LINCOLN SQUARE — Immigrant workers are the backbone of Chicago's dining scene, which is one reason restaurants are joining the "sanctuary" movement.
Jerry's, 4739 N. Lincoln Ave., and Local Pizzeria, 3352 W. Foster Ave., are the latest to sign onto the list of restaurants pledging "zero tolerance for sexism, racism and xenophobia" among both customers and staff.
"There probably isn't a restaurant in Chicago that could function without immigrants, both documented and undocumented," said Mindy Friedler, co-owner of Jerry's.
"If you eat out in Chicago, there's a pretty good chance an immigrant cooked your food, cleaned your tables, washed your dishes or waited on your table," she said.
Sanctuary Restaurants launched in January, promoting the premise of a "place at the table for everyone."
Bistro Campagne, Brightwok Kitchen, Honey Butter Fried Chicken and Hopewell Brewing were among the first in Chicago to join the nationwide campaign. Participating restaurants can be identified by the "sanctuary" placard.
The hospitality industry notably offers entry-level job opportunities for people with limited or no English, and can be a launching point for employees to move onward and upward, Friedler said.
"We've been fortunate at Jerry's to see young kids we've hired as dishwashers or busboys grow into managers and some of our most valued workers," she said.
Luis Garcia, owner of Local Pizzeria, experienced that exact trajectory at Lettuce Entertain You Enterprises, where he rose up the ranks from dishwasher to general manager.
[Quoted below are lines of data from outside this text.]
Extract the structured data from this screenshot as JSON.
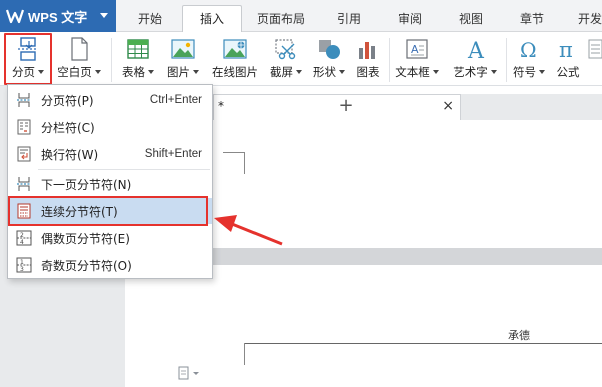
{
  "app": {
    "name": "WPS 文字"
  },
  "tabs": [
    {
      "label": "开始",
      "active": false
    },
    {
      "label": "插入",
      "active": true
    },
    {
      "label": "页面布局",
      "active": false
    },
    {
      "label": "引用",
      "active": false
    },
    {
      "label": "审阅",
      "active": false
    },
    {
      "label": "视图",
      "active": false
    },
    {
      "label": "章节",
      "active": false
    },
    {
      "label": "开发",
      "active": false
    }
  ],
  "ribbon": {
    "page_break": "分页",
    "blank_page": "空白页",
    "table": "表格",
    "picture": "图片",
    "online_picture": "在线图片",
    "screenshot": "截屏",
    "shape": "形状",
    "chart": "图表",
    "textbox": "文本框",
    "wordart": "艺术字",
    "symbol": "符号",
    "formula": "公式"
  },
  "menu": {
    "items": [
      {
        "label": "分页符(P)",
        "shortcut": "Ctrl+Enter",
        "icon": "page-break-icon"
      },
      {
        "label": "分栏符(C)",
        "shortcut": "",
        "icon": "column-break-icon"
      },
      {
        "label": "换行符(W)",
        "shortcut": "Shift+Enter",
        "icon": "line-break-icon"
      },
      {
        "label": "下一页分节符(N)",
        "shortcut": "",
        "icon": "next-page-section-icon"
      },
      {
        "label": "连续分节符(T)",
        "shortcut": "",
        "icon": "continuous-section-icon",
        "selected": true
      },
      {
        "label": "偶数页分节符(E)",
        "shortcut": "",
        "icon": "even-page-section-icon"
      },
      {
        "label": "奇数页分节符(O)",
        "shortcut": "",
        "icon": "odd-page-section-icon"
      }
    ]
  },
  "doc": {
    "tab_title": "*",
    "close": "×",
    "new_tab": "+",
    "header_text": "承德"
  },
  "colors": {
    "accent": "#2d6bb3",
    "highlight": "#e5322d",
    "selected": "#c9dcf1"
  }
}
"The Local Pizzeria employs a young diverse group of individuals who speak a myriad of languages and come from many different backgrounds," Garcia said in a statement.
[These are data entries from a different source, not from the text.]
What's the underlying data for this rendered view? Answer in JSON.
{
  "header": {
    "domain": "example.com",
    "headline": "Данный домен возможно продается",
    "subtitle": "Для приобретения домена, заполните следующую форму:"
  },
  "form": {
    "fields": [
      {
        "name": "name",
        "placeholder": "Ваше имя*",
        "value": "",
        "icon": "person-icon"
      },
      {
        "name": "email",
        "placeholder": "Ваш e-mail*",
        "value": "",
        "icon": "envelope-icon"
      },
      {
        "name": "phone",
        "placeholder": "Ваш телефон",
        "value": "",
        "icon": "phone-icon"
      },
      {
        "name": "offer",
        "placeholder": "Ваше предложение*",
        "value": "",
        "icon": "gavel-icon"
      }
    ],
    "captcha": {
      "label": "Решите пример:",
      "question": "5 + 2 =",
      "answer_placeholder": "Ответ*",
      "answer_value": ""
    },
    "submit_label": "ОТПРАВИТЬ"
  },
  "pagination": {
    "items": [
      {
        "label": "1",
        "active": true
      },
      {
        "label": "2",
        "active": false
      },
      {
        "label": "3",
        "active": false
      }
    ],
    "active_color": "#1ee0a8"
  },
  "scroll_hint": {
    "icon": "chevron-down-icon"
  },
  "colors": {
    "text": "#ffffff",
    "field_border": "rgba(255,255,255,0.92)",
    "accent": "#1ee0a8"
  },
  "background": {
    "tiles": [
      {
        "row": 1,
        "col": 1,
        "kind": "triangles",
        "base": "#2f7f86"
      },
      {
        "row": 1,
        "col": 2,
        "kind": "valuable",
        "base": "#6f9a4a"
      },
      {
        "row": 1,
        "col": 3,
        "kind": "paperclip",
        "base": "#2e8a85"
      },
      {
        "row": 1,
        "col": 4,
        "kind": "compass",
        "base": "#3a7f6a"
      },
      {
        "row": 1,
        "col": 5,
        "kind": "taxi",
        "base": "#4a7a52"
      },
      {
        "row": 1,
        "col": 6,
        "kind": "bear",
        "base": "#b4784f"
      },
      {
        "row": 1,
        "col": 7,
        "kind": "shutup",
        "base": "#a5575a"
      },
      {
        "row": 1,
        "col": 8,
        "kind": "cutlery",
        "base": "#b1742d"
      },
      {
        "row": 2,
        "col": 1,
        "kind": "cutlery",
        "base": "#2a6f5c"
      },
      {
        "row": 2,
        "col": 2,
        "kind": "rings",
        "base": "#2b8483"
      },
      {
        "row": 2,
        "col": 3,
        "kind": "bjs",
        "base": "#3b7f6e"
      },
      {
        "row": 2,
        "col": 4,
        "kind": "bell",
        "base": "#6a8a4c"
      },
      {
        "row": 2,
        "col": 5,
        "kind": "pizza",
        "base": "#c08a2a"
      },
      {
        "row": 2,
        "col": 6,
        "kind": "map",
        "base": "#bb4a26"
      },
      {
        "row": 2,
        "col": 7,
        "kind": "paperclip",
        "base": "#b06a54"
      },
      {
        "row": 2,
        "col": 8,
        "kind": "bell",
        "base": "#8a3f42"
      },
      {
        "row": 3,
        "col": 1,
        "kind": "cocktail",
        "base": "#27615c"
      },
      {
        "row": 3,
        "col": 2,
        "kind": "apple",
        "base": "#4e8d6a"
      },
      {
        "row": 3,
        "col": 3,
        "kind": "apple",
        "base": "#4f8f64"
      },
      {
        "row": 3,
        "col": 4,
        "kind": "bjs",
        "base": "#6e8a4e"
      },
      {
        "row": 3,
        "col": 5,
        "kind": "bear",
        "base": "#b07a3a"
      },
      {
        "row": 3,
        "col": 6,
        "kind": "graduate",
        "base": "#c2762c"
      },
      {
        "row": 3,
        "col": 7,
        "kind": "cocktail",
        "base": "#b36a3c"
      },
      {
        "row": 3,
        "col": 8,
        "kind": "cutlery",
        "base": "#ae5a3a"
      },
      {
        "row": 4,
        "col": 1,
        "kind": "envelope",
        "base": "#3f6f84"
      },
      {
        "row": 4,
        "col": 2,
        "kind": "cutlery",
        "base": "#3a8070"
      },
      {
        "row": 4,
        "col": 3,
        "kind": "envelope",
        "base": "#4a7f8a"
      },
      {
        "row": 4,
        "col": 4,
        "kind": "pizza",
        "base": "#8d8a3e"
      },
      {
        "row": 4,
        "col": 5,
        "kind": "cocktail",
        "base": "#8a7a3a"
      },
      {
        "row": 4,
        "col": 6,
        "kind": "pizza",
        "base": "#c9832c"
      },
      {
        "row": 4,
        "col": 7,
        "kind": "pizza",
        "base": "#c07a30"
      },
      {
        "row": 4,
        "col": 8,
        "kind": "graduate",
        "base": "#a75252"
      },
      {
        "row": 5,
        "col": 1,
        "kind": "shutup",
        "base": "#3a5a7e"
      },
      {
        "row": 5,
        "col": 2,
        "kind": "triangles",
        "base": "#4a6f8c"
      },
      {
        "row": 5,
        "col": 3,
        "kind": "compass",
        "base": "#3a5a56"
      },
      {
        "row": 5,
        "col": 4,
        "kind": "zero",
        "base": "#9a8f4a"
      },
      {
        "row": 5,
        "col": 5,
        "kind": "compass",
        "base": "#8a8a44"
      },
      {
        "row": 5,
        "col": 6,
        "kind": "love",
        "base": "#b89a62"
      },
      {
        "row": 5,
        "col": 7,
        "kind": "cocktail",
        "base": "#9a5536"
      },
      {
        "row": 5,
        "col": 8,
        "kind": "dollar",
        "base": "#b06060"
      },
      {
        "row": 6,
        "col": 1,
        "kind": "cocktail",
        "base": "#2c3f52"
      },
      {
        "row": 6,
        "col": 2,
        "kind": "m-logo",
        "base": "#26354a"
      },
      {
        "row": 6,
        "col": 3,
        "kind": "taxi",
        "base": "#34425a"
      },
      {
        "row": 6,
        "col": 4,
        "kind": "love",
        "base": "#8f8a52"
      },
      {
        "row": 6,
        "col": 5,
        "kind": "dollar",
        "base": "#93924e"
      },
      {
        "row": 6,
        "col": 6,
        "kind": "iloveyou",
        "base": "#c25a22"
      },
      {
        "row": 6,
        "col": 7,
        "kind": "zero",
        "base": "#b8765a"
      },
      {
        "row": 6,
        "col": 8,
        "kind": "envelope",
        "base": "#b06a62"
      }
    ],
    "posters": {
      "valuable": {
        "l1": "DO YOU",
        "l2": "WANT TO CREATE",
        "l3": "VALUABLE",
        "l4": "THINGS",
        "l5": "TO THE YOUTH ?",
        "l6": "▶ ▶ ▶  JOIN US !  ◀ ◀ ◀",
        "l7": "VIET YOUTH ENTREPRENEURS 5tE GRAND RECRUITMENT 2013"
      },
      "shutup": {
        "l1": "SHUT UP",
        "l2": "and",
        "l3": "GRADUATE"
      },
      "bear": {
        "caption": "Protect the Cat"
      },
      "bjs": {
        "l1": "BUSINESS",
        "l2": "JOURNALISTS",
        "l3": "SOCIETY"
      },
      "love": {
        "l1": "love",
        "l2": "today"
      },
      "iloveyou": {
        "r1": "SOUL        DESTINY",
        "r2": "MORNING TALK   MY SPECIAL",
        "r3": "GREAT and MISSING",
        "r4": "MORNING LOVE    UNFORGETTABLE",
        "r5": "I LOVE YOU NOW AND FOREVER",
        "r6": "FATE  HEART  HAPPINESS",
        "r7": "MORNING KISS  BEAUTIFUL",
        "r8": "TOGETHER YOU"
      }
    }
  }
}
It's important "to provide a safe dining experience for everyone," he said.
On a personal note, Friedler added that she's the granddaughter of immigrants who fled Eastern Europe in the early 1900s.
"Without the promise of Ellis Island and the Statue of Liberty, my grandparents might never had the courage to get on those boats," she said.
"Had they stayed in Europe," Friedler said, "there is little doubt that our family would have been wiped out. Talk of walls and bans seems to go against the very spirit of America.